One of the key policy processes which emerged during the day-long discussion was the comprehensive implementation of the National Roma Integration Strategies (NRIS) by EU Member States, which are believed not to properly reflect children’s specific situation in their policies, even though they were encouraged to do so by the EU. This was also highlighted at the meeting, as the EU carries out the mid-term review of the European Framework of the NRIS, the EU’s vital role in facilitating meaningful change for Roma. The discussions identified the key issue: Romani young children both are not considered in pro-children policies, and young children are not properly focused on within the pro-Roma policies. And to address this, more of grassroots voices need to be heard in Brussels and vice versa.

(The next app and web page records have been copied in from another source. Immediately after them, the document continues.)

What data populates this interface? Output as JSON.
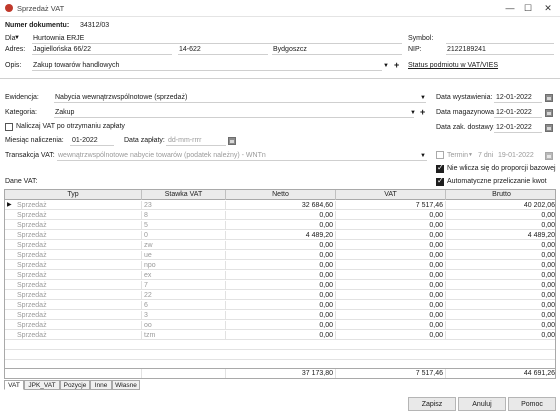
{
  "window": {
    "title": "Sprzedaż VAT",
    "minimize": "—",
    "maximize": "☐",
    "close": "✕"
  },
  "header": {
    "doc_number_label": "Numer dokumentu:",
    "doc_number_value": "34312/03",
    "dla_label": "Dla",
    "dla_value": "Hurtownia ERJE",
    "symbol_label": "Symbol:",
    "symbol_value": "",
    "adres_label": "Adres:",
    "street": "Jagiellońska  66/22",
    "postal": "14-622",
    "city": "Bydgoszcz",
    "nip_label": "NIP:",
    "nip_value": "2122189241",
    "opis_label": "Opis:",
    "opis_value": "Zakup towarów handlowych",
    "status_link": "Status podmiotu w VAT/VIES"
  },
  "details": {
    "ewidencja_label": "Ewidencja:",
    "ewidencja_value": "Nabycia wewnątrzwspólnotowe (sprzedaż)",
    "kategoria_label": "Kategoria:",
    "kategoria_value": "Zakup",
    "naliczaj_label": "Naliczaj VAT po otrzymaniu zapłaty",
    "miesiac_label": "Miesiąc naliczenia:",
    "miesiac_value": "01-2022",
    "data_zaplaty_label": "Data zapłaty:",
    "data_zaplaty_placeholder": "dd-mm-rrrr",
    "transakcja_label": "Transakcja VAT:",
    "transakcja_value": "wewnątrzwspólnotowe nabycie towarów (podatek należny) - WNTn",
    "data_wyst_label": "Data wystawienia:",
    "data_wyst_value": "12-01-2022",
    "data_mag_label": "Data magazynowa:",
    "data_mag_value": "12-01-2022",
    "data_zak_label": "Data zak. dostawy:",
    "data_zak_value": "12-01-2022",
    "termin_label": "Termin",
    "termin_days": "7 dni",
    "termin_date": "19-01-2022",
    "nie_wlicza_label": "Nie wlicza się do proporcji bazowej",
    "auto_label": "Automatyczne przeliczanie kwot",
    "dane_vat_label": "Dane VAT:"
  },
  "table": {
    "columns": [
      "Typ",
      "Stawka VAT",
      "Netto",
      "VAT",
      "Brutto"
    ],
    "rows": [
      [
        "Sprzedaż",
        "23",
        "32 684,60",
        "7 517,46",
        "40 202,06"
      ],
      [
        "Sprzedaż",
        "8",
        "0,00",
        "0,00",
        "0,00"
      ],
      [
        "Sprzedaż",
        "5",
        "0,00",
        "0,00",
        "0,00"
      ],
      [
        "Sprzedaż",
        "0",
        "4 489,20",
        "0,00",
        "4 489,20"
      ],
      [
        "Sprzedaż",
        "zw",
        "0,00",
        "0,00",
        "0,00"
      ],
      [
        "Sprzedaż",
        "ue",
        "0,00",
        "0,00",
        "0,00"
      ],
      [
        "Sprzedaż",
        "npo",
        "0,00",
        "0,00",
        "0,00"
      ],
      [
        "Sprzedaż",
        "ex",
        "0,00",
        "0,00",
        "0,00"
      ],
      [
        "Sprzedaż",
        "7",
        "0,00",
        "0,00",
        "0,00"
      ],
      [
        "Sprzedaż",
        "22",
        "0,00",
        "0,00",
        "0,00"
      ],
      [
        "Sprzedaż",
        "6",
        "0,00",
        "0,00",
        "0,00"
      ],
      [
        "Sprzedaż",
        "3",
        "0,00",
        "0,00",
        "0,00"
      ],
      [
        "Sprzedaż",
        "oo",
        "0,00",
        "0,00",
        "0,00"
      ],
      [
        "Sprzedaż",
        "tzm",
        "0,00",
        "0,00",
        "0,00"
      ]
    ],
    "totals": [
      "37 173,80",
      "7 517,46",
      "44 691,26"
    ]
  },
  "tabs": [
    "VAT",
    "JPK_VAT",
    "Pozycje",
    "Inne",
    "Własne"
  ],
  "buttons": {
    "save": "Zapisz",
    "cancel": "Anuluj",
    "help": "Pomoc"
  }
}
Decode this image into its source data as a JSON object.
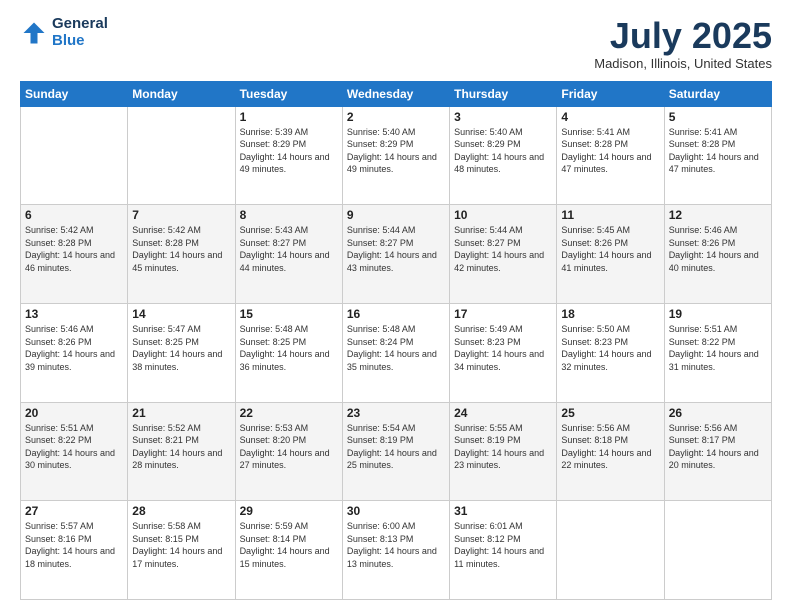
{
  "header": {
    "logo": {
      "general": "General",
      "blue": "Blue"
    },
    "title": "July 2025",
    "location": "Madison, Illinois, United States"
  },
  "days_of_week": [
    "Sunday",
    "Monday",
    "Tuesday",
    "Wednesday",
    "Thursday",
    "Friday",
    "Saturday"
  ],
  "weeks": [
    [
      {
        "day": "",
        "info": ""
      },
      {
        "day": "",
        "info": ""
      },
      {
        "day": "1",
        "info": "Sunrise: 5:39 AM\nSunset: 8:29 PM\nDaylight: 14 hours and 49 minutes."
      },
      {
        "day": "2",
        "info": "Sunrise: 5:40 AM\nSunset: 8:29 PM\nDaylight: 14 hours and 49 minutes."
      },
      {
        "day": "3",
        "info": "Sunrise: 5:40 AM\nSunset: 8:29 PM\nDaylight: 14 hours and 48 minutes."
      },
      {
        "day": "4",
        "info": "Sunrise: 5:41 AM\nSunset: 8:28 PM\nDaylight: 14 hours and 47 minutes."
      },
      {
        "day": "5",
        "info": "Sunrise: 5:41 AM\nSunset: 8:28 PM\nDaylight: 14 hours and 47 minutes."
      }
    ],
    [
      {
        "day": "6",
        "info": "Sunrise: 5:42 AM\nSunset: 8:28 PM\nDaylight: 14 hours and 46 minutes."
      },
      {
        "day": "7",
        "info": "Sunrise: 5:42 AM\nSunset: 8:28 PM\nDaylight: 14 hours and 45 minutes."
      },
      {
        "day": "8",
        "info": "Sunrise: 5:43 AM\nSunset: 8:27 PM\nDaylight: 14 hours and 44 minutes."
      },
      {
        "day": "9",
        "info": "Sunrise: 5:44 AM\nSunset: 8:27 PM\nDaylight: 14 hours and 43 minutes."
      },
      {
        "day": "10",
        "info": "Sunrise: 5:44 AM\nSunset: 8:27 PM\nDaylight: 14 hours and 42 minutes."
      },
      {
        "day": "11",
        "info": "Sunrise: 5:45 AM\nSunset: 8:26 PM\nDaylight: 14 hours and 41 minutes."
      },
      {
        "day": "12",
        "info": "Sunrise: 5:46 AM\nSunset: 8:26 PM\nDaylight: 14 hours and 40 minutes."
      }
    ],
    [
      {
        "day": "13",
        "info": "Sunrise: 5:46 AM\nSunset: 8:26 PM\nDaylight: 14 hours and 39 minutes."
      },
      {
        "day": "14",
        "info": "Sunrise: 5:47 AM\nSunset: 8:25 PM\nDaylight: 14 hours and 38 minutes."
      },
      {
        "day": "15",
        "info": "Sunrise: 5:48 AM\nSunset: 8:25 PM\nDaylight: 14 hours and 36 minutes."
      },
      {
        "day": "16",
        "info": "Sunrise: 5:48 AM\nSunset: 8:24 PM\nDaylight: 14 hours and 35 minutes."
      },
      {
        "day": "17",
        "info": "Sunrise: 5:49 AM\nSunset: 8:23 PM\nDaylight: 14 hours and 34 minutes."
      },
      {
        "day": "18",
        "info": "Sunrise: 5:50 AM\nSunset: 8:23 PM\nDaylight: 14 hours and 32 minutes."
      },
      {
        "day": "19",
        "info": "Sunrise: 5:51 AM\nSunset: 8:22 PM\nDaylight: 14 hours and 31 minutes."
      }
    ],
    [
      {
        "day": "20",
        "info": "Sunrise: 5:51 AM\nSunset: 8:22 PM\nDaylight: 14 hours and 30 minutes."
      },
      {
        "day": "21",
        "info": "Sunrise: 5:52 AM\nSunset: 8:21 PM\nDaylight: 14 hours and 28 minutes."
      },
      {
        "day": "22",
        "info": "Sunrise: 5:53 AM\nSunset: 8:20 PM\nDaylight: 14 hours and 27 minutes."
      },
      {
        "day": "23",
        "info": "Sunrise: 5:54 AM\nSunset: 8:19 PM\nDaylight: 14 hours and 25 minutes."
      },
      {
        "day": "24",
        "info": "Sunrise: 5:55 AM\nSunset: 8:19 PM\nDaylight: 14 hours and 23 minutes."
      },
      {
        "day": "25",
        "info": "Sunrise: 5:56 AM\nSunset: 8:18 PM\nDaylight: 14 hours and 22 minutes."
      },
      {
        "day": "26",
        "info": "Sunrise: 5:56 AM\nSunset: 8:17 PM\nDaylight: 14 hours and 20 minutes."
      }
    ],
    [
      {
        "day": "27",
        "info": "Sunrise: 5:57 AM\nSunset: 8:16 PM\nDaylight: 14 hours and 18 minutes."
      },
      {
        "day": "28",
        "info": "Sunrise: 5:58 AM\nSunset: 8:15 PM\nDaylight: 14 hours and 17 minutes."
      },
      {
        "day": "29",
        "info": "Sunrise: 5:59 AM\nSunset: 8:14 PM\nDaylight: 14 hours and 15 minutes."
      },
      {
        "day": "30",
        "info": "Sunrise: 6:00 AM\nSunset: 8:13 PM\nDaylight: 14 hours and 13 minutes."
      },
      {
        "day": "31",
        "info": "Sunrise: 6:01 AM\nSunset: 8:12 PM\nDaylight: 14 hours and 11 minutes."
      },
      {
        "day": "",
        "info": ""
      },
      {
        "day": "",
        "info": ""
      }
    ]
  ]
}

We at REYN and EPHA not only want to address the deficiencies of policies currently being implemented, but also look into the future. Together, we will work towards the development of sustainable systems, where all children including Roma and Travellers, have access to quality early childhood services. Together, we will make sure that governments understand the benefits and do not limit their initiatives only to kindergartens or preparatory classes. With health actors we will promote health as an inseparable component of early childhood development.

We call upon philanthropy to become more active in the area of the early childhood development of Romani and Traveller children, as it is too often overlooked despite being crucial for Roma inclusion. And we call upon you to work with us to make sure there are no more lost Romani and Traveller generations. Follow the channels of Romani Early Years Network, we will bring more.

Roma settlement Pušča and kindergarten Romano

- Blog | REYN Admin

The following video presents the Roma settlement Pušča (north-east of Slovenia) and its kindergarten “Romano”, which aired on CNN in 2011. Pušča is the largest Slovenian Roma settlement and the first independent local community in Slovenia and Europe (click on the link below).

Roma settlement Pušča and kindergarten Romano

A kindergarten is located in this settlement that marked its 50th anniversary. The primary intention was to include only the Roma children, but the kindergarten is becoming more multicultural. There are also non-Roma children that are attending this kindergarten, as a result of coexistence between Roma and majority in the municipality and activities of Roma in the local community. There are currently 22 Roma children and 8 non-Roma children enrolled in the kindergarten. The kindergarten uses the pedagogy of Maria Montessori and is taking part of the project “The increase in social and cultural capital in areas with a Roma population”, which is funded by European Social Fund and Ministry of Education, Science, Culture and Sports. Its objectives are to increase the level of education of the Roma community members and to raise awareness about the significance of education as the fundamental factor in the progress of the community.